As believers, we stake everything on the promises of God. If His Word fails, we are doomed. If Jesus is not risen, our faith is in vain. But if He is risen, and if He is coming again for His bride, even in the midst “of tribulation, or distress, or persecution, or famine, or nakedness, or peril, or sword,” “we overwhelmingly conquer through Him who loved us” (Rom. 8:35, 37). The joy of the Lord, found in God Himself and in His Word, is a source of great strength for us in the most difficult trials of life.
Our text is both a word of encouragement and a command (“do not be grieved”). God wants His people to experience His joy. Each of us must experience His joy personally so that when we come together corporately it overflows to those who come into our midst. Again, I’m not saying that we must suppress feelings of grief when we are going through difficult trials. It is not more spiritual to put on a happy face and pretend that we are not hurting inside when we are grieving. But underneath the grief is God’s abiding joy.
The Bible offers us hope in that we can control our thoughts. We can choose to stand in the shadows or in the light. We can focus on the things of this earth or on the things above. We can dwell on the things that cause us anxiety or on the things that are true, honorable, right, pure, lovely, and of good repute (Phil. 4:6-8). In other words, as believers we have the choice to rejoice, and we must deliberately exercise that choice by faith in God’s Word.
John Piper tells of an afternoon that he spent with Josef Tson, a Romanian pastor who suffered under the Communists (A Godward Life, Book Two [Multnomah Press], pp. 358-360). One topic they discussed was having joy in the midst of suffering. Tson told about one day when the Communists came to his house and confiscated almost all of his books. The soldiers needed proof that they were getting his books from him, so they made him sit at a table and write in each book that they found it in his house, while they took pictures of him doing this. At one point in this process, Tson took down a book whose title was, “Joy Unspeakable and Full of Glory,” with the subtitle, “Is This Your Experience NOW?” It is not a joyful thing for a pastor to lose his books!

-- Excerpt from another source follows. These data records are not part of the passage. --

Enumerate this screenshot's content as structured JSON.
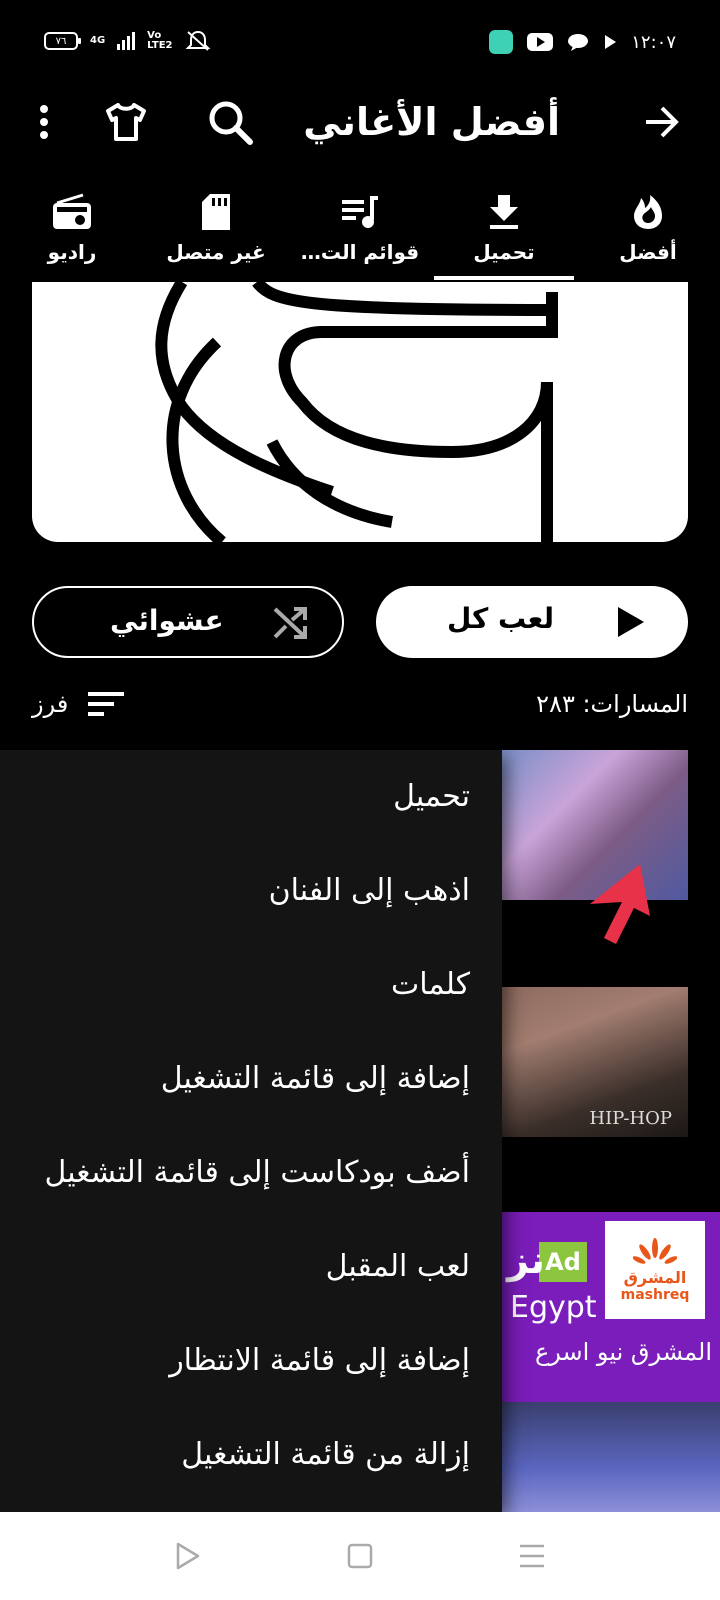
{
  "status_bar": {
    "battery": "٧٦",
    "network": "4G",
    "volte": "Vo LTE2",
    "time": "١٢:٠٧"
  },
  "header": {
    "title": "أفضل الأغاني"
  },
  "tabs": [
    {
      "label": "أفضل",
      "icon": "flame-icon",
      "active": false
    },
    {
      "label": "تحميل",
      "icon": "download-icon",
      "active": true
    },
    {
      "label": "قوائم الت…",
      "icon": "playlist-icon",
      "active": false
    },
    {
      "label": "غير متصل",
      "icon": "sd-card-icon",
      "active": false
    },
    {
      "label": "راديو",
      "icon": "radio-icon",
      "active": false
    }
  ],
  "actions": {
    "play_all": "لعب كل",
    "shuffle": "عشوائي"
  },
  "tracks": {
    "count_label": "المسارات: ٢٨٣",
    "sort_label": "فرز"
  },
  "ad": {
    "badge": "Ad",
    "logo_ar": "المشرق",
    "logo_en": "mashreq",
    "headline_fragment": "نز",
    "country": "Egypt",
    "description": "المشرق نيو اسرع"
  },
  "thumb_label": "HIP-HOP",
  "context_menu": [
    "تحميل",
    "اذهب إلى الفنان",
    "كلمات",
    "إضافة إلى قائمة التشغيل",
    "أضف بودكاست إلى قائمة التشغيل",
    "لعب المقبل",
    "إضافة إلى قائمة الانتظار",
    "إزالة من قائمة التشغيل"
  ],
  "colors": {
    "background": "#000000",
    "menu_background": "#141414",
    "ad_purple": "#7a1dba",
    "ad_green": "#8cc63f",
    "cursor_red": "#e8324a"
  }
}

But as he read the title, Tson asked himself that question and at that moment was flooded with great joy in the Holy Spirit. He lost his anger and fear and told his wife to get the soldiers some coffee. Later that week he had to preach. His congregation knew that he had been stripped of his books and had been harassed daily by the officials so that he had no time to prepare a sermon. He spoke that day on Nehemiah 8:10, “The joy of the Lord is your strength.” One man in the church was so overwhelmed with the sheer force of Tson’s joy in the midst of suffering that he could not hear anything after the text. He was broken in his own heart and deeply changed.
I have not known persecution anywhere near the degree that Josef Tson has. But I have had times when I was being falsely accused and criticized by fellow Christians for things I believe. At such times, the Lord has reminded me of His beatitude, “Blessed are you when people insult you and persecute you, and falsely say all manner of evil against you because of Me. Rejoice and be glad, for your reward in heaven is great; for in the same way they persecuted the prophets who were before you” (Matt. 5:11-12).
Is this your experience now? If it is, dwell there! If it is not, seek to get there. There is joy and strength in God Himself and in His Word of promise to every believer.
Copyright, Steven J. Cole, 2002, All Rights Reserved.
Unless otherwise noted, all Scripture Quotations are from the New American Standard Bible, Updated Edition © The Lockman Foundation